* **ACTIVITY**
Identify all lines of the data containing the string "JSON" and copy them.

* **INPUT FOR THIS TASK**
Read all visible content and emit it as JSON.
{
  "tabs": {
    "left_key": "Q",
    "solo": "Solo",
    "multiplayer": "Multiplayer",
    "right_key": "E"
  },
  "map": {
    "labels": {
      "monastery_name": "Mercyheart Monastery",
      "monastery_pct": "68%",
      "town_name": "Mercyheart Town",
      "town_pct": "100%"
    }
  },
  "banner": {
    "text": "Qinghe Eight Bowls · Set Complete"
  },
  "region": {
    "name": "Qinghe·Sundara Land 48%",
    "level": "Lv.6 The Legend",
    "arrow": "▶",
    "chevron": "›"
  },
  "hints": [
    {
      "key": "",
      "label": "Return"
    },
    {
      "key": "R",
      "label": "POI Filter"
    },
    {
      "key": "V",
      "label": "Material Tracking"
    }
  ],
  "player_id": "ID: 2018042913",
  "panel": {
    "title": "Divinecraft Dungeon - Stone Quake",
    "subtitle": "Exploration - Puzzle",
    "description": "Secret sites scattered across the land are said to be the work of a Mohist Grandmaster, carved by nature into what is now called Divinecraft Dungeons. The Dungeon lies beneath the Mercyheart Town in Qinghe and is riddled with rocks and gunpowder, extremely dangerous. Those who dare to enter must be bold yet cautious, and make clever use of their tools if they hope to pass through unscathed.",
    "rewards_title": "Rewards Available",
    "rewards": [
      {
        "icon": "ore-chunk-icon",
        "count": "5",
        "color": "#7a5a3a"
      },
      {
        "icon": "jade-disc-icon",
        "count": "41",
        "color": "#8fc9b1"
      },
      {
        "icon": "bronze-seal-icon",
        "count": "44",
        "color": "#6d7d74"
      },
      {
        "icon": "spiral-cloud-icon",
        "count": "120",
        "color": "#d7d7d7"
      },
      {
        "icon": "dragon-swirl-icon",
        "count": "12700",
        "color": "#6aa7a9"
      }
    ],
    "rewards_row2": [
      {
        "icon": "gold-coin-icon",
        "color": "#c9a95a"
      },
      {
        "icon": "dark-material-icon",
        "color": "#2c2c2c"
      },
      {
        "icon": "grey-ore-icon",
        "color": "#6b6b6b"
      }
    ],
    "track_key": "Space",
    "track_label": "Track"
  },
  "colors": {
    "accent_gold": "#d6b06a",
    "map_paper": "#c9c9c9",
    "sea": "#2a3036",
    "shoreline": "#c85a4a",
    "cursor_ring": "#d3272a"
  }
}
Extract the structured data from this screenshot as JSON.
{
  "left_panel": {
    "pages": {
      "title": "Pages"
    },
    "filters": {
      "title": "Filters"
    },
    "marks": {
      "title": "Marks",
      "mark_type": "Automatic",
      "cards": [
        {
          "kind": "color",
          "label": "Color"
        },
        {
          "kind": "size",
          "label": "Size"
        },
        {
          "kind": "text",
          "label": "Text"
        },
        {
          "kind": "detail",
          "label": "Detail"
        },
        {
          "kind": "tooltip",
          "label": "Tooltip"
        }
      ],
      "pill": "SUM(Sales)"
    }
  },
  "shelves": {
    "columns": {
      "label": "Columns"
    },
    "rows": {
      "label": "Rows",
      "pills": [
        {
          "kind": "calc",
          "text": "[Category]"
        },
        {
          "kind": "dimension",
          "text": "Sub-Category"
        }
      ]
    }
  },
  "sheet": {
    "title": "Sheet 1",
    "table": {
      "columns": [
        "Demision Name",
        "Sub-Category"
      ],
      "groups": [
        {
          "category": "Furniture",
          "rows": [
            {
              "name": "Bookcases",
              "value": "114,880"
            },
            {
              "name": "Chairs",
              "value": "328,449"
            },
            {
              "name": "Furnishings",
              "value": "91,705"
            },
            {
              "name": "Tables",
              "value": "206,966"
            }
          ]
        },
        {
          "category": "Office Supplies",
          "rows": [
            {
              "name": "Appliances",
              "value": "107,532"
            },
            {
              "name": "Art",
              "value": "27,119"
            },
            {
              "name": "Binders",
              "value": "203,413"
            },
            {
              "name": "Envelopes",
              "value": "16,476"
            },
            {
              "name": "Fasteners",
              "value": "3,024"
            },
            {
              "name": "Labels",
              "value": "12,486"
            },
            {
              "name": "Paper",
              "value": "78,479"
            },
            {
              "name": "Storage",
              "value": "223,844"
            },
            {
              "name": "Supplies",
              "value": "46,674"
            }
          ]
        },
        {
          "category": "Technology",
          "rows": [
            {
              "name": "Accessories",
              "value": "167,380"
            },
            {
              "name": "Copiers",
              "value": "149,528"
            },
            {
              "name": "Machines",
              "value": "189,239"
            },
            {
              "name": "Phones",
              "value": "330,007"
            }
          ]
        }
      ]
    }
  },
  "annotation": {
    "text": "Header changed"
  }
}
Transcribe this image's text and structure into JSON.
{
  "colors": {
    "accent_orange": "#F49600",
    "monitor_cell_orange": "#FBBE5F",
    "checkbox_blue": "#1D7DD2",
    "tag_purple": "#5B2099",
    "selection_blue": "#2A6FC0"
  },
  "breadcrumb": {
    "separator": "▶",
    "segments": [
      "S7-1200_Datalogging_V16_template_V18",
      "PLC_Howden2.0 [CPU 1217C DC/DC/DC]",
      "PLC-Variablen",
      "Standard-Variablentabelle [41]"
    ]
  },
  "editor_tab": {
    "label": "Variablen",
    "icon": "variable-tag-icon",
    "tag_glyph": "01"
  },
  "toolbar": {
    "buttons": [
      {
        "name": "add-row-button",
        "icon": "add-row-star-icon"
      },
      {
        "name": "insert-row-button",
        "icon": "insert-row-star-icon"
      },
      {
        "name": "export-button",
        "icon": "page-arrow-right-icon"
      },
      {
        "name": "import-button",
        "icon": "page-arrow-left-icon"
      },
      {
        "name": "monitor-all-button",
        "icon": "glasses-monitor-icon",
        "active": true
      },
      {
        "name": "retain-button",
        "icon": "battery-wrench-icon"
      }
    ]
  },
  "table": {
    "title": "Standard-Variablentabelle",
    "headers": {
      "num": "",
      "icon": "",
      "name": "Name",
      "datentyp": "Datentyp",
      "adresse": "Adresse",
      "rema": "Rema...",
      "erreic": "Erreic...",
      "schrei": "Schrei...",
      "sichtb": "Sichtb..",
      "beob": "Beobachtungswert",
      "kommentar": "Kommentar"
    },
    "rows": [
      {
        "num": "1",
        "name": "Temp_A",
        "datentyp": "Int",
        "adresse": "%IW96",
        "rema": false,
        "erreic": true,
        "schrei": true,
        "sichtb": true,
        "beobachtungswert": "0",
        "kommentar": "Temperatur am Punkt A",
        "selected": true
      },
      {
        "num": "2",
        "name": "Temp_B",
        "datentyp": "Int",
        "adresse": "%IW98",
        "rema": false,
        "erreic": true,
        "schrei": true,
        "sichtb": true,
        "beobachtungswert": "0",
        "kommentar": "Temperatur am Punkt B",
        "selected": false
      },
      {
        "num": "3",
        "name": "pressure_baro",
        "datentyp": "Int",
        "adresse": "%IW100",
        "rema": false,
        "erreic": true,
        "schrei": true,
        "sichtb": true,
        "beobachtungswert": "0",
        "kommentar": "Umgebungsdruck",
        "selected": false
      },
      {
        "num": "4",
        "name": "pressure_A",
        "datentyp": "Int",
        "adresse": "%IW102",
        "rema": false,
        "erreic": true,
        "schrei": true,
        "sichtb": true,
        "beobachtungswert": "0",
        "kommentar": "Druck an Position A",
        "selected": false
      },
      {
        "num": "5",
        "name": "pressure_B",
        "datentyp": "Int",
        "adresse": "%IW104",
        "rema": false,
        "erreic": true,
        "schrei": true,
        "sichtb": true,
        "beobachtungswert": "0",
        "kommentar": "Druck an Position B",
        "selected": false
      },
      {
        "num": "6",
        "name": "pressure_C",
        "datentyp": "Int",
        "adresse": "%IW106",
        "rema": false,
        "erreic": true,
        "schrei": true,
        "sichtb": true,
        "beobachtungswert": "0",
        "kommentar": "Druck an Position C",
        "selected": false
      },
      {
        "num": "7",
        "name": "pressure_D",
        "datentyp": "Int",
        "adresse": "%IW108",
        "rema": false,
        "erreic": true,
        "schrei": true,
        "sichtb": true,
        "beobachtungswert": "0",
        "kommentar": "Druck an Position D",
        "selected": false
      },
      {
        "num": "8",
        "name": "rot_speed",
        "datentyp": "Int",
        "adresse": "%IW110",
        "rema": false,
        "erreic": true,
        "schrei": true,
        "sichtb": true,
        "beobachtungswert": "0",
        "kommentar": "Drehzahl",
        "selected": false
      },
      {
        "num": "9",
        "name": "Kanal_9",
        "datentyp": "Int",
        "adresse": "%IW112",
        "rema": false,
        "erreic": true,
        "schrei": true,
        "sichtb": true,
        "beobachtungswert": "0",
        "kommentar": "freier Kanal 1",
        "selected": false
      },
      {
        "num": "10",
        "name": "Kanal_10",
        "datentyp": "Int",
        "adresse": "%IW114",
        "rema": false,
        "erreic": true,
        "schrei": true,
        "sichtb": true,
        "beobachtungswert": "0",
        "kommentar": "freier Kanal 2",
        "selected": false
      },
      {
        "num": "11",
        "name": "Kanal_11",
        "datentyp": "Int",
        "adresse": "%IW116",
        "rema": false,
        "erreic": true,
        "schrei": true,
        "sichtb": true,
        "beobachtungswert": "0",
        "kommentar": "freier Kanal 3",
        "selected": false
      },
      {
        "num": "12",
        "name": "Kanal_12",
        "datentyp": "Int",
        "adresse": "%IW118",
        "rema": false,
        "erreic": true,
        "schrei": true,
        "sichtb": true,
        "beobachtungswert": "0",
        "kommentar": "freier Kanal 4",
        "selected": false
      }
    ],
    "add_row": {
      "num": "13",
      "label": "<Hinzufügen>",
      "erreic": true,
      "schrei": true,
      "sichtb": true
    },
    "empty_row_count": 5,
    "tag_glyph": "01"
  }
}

* **REPLY**
Read all visible content and emit it as JSON.
Extract the structured data from this screenshot as JSON.
Transcribe this image's text and structure into JSON.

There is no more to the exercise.